In the 21st century, Womack-world is a nightmare world - there is martial law on the streets, guerilla warfare on Long Island and murder and mayhem in the boardrooms of the city. The powerful Dryco organization wields power across the world, but at home coercion may work better than force.
- Hardback | 352 pages
- 154.94 x 236.22 x 43.18mm | 612.35g
- 18 Feb 1993
- HarperCollins Publishers
- London, United Kingdom

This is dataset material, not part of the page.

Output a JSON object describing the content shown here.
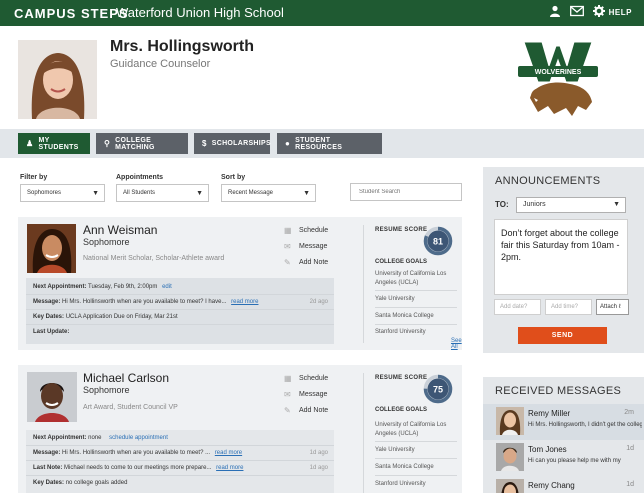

Fourth venture into Womack's bleak, violent, sterile future (Heathern, 1990, etc.) in which America is run by the Dryco Corporation, and worship of E (Elvis) is the major religion. As part of Dryco's new policy of "regooding," top executive Leveritt decides to send operative babel Bonney and her security-chief husband John into an ethnically cleansed, McCarthyite parallel world where the year is 1954. Why? Well, what better means to regood whole swaths of the population than to present them with a real, live messiah? Isabel and John successfully locate and grab the parallel Elvis - he's a homicidal deadbeat, yet still has that magic voice. But the launch of Elvis as messiah, in England, goes horribly awry; Isabel discovers how utterly Leveritt has betrayed her; and John, violently unstable through previous regooding experiments and drug overdoses, commits suicide. Writing in a difficult yet distinctive future idiom - imagine Walt Whitman recycled through a Pentagon committee - Womack offers potent commentary on racism, religion, corporatism, and more. But too many of the human relationships here fail to crystallize, and the upshot is flashy but rather hollow. Terraplane (1988) remains his crowning achievement. (Kirkus Reviews)